The Bronfman Youth Fellowship has announced eight projects to receive BYFI Alumni Venture Fund (AVF) grants. Each grant was carefully vetted by the Alumni Advisory Board, based on creativity, feasibilityand relevance to BYFI’s values.
Donations from alumni and their families support twice-yearly grantmaking through the Alumni Venture Fund.
The recipients are:
Ohr HaLev – Institute for Jewish Spirituality (Israel and North America) Danny Cohen ’04
Ohr HaLev works to make the rich teachings of Jewish spirituality accessible for Jews who seek to deepen their Jewish practice and “to provide Jews with a rich, meaningful, transformative and relevant Jewish life and spiritual path.” Ohr HaLev accomplishes this by offering weekend and weeklong retreats as well as meditation and mindfulness workshops. The Institute welcomes Jews of all backgrounds and persuasions, operating with a non-judgmental and open philosophy.
CSESS Education Seminars (New York City) Elisabeth Cohen ’01
CSESS brings Harvard undergraduates to teach enrichment classes in New York City high schools for two weeks. This year, with the help of an AVF grant, CSESS added a new element to their programming for instructors: seminars with education professionals (including Ariela Rothstein ’05) to contextualize the instructors’ work and experiences. These seminars “offered undergraduate instructors perspective into the education system within which they’re working in a way that both informed their work in the classroom and helped them get more out of it.”
Sulam – The Brookline Jewish Afterschool Program (Brookline, MA) Yoni Engelhart ’96
In response to the steep prices of Jewish day school tuition, a group of families in Brookline are taking matters into their own hands and creating a new model for afterschool Jewish education. Sulam will “provide children in kindergarten through 5th grade with carefully designed curriculum to develop strong Jewish knowledge, study skills, intuition, and identity, and to prepare students for success in 6th grade at any of Boston’s Jewish day schools.” Their doors will open in September 2012; the school will operate four days per week to offer the strongest and most comprehensive education possible.
Keshet: Mobilizing Hillel Leaders for Inclusion and Equality (North America) Idit Klein ’89
Keshet has worked with a number of Jewish youth organizations including NFTY, BBYO, and USY to promote inclusion and open conversation around LGBTQ identity. This new initiative will extend training and resources to professional staff and lay leaders in campus Hillels, fostering development of LGBT-inclusive programming as well as safe, celebratory spaces for LGBT students.
The Kavana Cooperative: Holiday – Prep & Practice Series (for Adults!) (Seattle, WA) Rachel Nussbaum ’93
The Kavana Cooperative, a model for innovative Jewish engagement and programming, is offering the opportunity for adults without children to explore possibilities for Jewish holiday practice within a pluralistic and nurturing framework. An AVF grant is funding a series of workshops, centered on text study and hands-on education about ritual, which encourage participants to grapple with the infinite options for Jewish practice while building community. A similar program for young families has been successful for the past five years and Kavana seeks to enrich the ritual practice of another demographic within the community.

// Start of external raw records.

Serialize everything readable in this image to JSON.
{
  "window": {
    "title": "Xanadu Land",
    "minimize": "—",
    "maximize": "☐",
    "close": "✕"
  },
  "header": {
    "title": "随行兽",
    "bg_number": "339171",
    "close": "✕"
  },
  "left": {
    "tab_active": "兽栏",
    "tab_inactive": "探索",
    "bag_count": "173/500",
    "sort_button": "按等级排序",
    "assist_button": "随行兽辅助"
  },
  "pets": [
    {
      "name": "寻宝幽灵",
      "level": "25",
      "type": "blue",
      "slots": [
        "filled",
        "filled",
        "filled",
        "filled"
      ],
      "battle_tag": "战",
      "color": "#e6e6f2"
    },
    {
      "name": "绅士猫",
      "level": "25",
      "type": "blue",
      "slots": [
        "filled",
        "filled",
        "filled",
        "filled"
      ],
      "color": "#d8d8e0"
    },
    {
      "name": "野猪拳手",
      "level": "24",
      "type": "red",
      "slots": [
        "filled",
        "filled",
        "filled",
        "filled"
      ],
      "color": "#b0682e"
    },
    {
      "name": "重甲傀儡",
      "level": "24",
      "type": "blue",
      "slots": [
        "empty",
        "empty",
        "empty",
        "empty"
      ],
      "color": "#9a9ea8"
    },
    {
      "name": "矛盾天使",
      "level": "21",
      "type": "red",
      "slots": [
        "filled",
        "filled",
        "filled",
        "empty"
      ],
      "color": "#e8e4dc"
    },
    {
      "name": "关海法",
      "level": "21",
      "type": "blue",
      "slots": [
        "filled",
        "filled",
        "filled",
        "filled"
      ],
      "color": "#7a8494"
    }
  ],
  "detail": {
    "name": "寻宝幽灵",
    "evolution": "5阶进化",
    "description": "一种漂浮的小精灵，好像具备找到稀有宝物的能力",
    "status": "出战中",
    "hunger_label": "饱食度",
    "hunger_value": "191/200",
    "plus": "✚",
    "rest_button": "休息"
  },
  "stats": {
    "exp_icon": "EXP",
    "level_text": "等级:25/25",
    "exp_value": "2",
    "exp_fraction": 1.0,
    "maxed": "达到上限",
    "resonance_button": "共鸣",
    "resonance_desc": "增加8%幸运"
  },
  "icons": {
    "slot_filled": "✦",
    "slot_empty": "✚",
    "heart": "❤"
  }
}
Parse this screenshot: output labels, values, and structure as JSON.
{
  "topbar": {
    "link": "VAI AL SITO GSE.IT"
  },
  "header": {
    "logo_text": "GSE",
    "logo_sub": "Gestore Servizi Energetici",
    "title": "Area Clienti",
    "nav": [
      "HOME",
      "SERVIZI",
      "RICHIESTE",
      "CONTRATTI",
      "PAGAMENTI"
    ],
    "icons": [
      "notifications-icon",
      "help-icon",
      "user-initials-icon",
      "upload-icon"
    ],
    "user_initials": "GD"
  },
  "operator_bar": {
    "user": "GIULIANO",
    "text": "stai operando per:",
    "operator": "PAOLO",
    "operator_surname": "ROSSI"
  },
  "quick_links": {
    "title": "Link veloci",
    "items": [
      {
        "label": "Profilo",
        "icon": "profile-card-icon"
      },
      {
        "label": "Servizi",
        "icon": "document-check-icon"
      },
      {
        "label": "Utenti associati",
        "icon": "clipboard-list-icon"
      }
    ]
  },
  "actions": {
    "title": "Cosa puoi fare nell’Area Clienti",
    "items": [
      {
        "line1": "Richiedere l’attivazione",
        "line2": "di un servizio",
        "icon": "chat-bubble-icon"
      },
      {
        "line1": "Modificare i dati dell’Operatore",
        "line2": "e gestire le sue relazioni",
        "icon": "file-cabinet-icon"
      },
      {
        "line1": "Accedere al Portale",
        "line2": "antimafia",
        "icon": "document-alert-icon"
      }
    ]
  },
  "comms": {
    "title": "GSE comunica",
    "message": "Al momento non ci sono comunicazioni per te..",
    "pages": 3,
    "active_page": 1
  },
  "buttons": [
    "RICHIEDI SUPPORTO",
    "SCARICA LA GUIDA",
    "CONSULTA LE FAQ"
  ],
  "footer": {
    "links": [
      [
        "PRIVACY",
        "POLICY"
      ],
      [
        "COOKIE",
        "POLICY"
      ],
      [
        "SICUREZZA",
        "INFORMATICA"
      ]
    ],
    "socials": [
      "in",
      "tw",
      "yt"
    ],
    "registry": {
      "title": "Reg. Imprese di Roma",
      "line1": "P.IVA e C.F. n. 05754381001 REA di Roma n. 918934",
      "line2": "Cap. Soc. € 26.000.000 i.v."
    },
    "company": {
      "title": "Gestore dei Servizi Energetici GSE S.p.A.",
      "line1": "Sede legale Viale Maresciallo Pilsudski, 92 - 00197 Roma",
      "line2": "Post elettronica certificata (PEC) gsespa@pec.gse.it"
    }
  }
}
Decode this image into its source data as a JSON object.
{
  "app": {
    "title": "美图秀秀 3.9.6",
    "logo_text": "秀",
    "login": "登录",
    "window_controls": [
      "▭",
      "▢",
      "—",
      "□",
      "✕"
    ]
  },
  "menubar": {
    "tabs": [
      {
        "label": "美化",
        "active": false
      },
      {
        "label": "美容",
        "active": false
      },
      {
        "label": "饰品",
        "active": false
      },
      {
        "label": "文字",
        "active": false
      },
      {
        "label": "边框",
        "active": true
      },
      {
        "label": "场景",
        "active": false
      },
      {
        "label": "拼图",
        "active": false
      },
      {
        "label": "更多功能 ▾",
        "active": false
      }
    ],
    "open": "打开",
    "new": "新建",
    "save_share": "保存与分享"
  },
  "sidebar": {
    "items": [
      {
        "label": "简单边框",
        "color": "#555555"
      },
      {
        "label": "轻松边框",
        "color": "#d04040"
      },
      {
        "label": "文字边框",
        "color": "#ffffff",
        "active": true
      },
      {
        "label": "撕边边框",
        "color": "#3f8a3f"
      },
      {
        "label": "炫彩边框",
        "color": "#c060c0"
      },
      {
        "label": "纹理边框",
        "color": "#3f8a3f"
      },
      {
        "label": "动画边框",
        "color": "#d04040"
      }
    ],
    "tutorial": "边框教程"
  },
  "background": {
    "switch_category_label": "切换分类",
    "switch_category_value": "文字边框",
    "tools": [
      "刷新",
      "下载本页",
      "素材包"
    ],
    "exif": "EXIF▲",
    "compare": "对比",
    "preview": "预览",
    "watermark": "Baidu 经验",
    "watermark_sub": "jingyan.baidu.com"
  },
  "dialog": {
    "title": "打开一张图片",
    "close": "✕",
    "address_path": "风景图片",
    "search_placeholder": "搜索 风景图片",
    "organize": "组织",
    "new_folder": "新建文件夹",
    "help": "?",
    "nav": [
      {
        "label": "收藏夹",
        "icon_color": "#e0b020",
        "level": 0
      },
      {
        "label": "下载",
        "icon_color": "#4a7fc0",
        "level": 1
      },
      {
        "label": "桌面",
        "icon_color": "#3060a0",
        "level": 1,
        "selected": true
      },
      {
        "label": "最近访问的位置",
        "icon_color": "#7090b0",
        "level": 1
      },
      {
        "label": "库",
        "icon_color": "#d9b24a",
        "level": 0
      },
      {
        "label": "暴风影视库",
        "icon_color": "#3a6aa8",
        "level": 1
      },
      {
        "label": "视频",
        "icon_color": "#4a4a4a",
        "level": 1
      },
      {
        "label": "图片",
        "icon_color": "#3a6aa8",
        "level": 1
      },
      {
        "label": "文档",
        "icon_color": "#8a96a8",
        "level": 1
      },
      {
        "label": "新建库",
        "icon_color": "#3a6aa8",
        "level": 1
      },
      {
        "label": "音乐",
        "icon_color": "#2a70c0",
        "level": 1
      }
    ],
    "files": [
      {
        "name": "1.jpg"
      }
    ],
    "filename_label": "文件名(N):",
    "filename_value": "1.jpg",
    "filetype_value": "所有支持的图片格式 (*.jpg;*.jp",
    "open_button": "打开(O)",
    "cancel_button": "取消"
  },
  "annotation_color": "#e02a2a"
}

Kevah Curricula Development (San Francisco, CA) Noa Silver ’04
Kevah (founded by Sara Bamberger YOZMA), is dedicated to grassroots Jewish learning and to facilitating pluralistic study of traditional Jewish texts. Kevah has grown tremendously since its inception and is now working to expand and support its network of educators. The AVF grant will allow for the development of curricular resources which can be shared and replicated among different Kevah groups.
Princeton Shechita Seminar (Princeton, NJ) David Wolkenfeld ’97
In January 2012, Princeton hosted 10 students and recent university graduates (including William Herlands ’06 and Mateo Aceves ’06) for an intensive, weeklong seminar on shechita (ritual slaughter). Participants delved into the principles of shechita law and were trained in how to prepare, slaughter, and clean a chicken according to Jewish law. In addition to teaching the participants about the process of shechita, one of the program’s goals was to empower young adults within the traditional community to maintain independence from industrial animal farming.
Cafe Olam (Philadelphia, PA) Susan Pultman ’99
Café Olam, a collaboration between The Little Shul, the Collaborative, Congregation Rodeph Shalom, and many other Philadelphia Jewish community organizations, is revitalizing an historic South Philadelphia synagogue by making it a hub for young Jews in their 20s and 30s committed to community building and urban sustainable living. Through a series of events and the dedication of a communal physical space, Café Olam is carrying out what it calls “Urban ReJEWal,” an effort to connect Jewish community members to each other and to the neighborhood.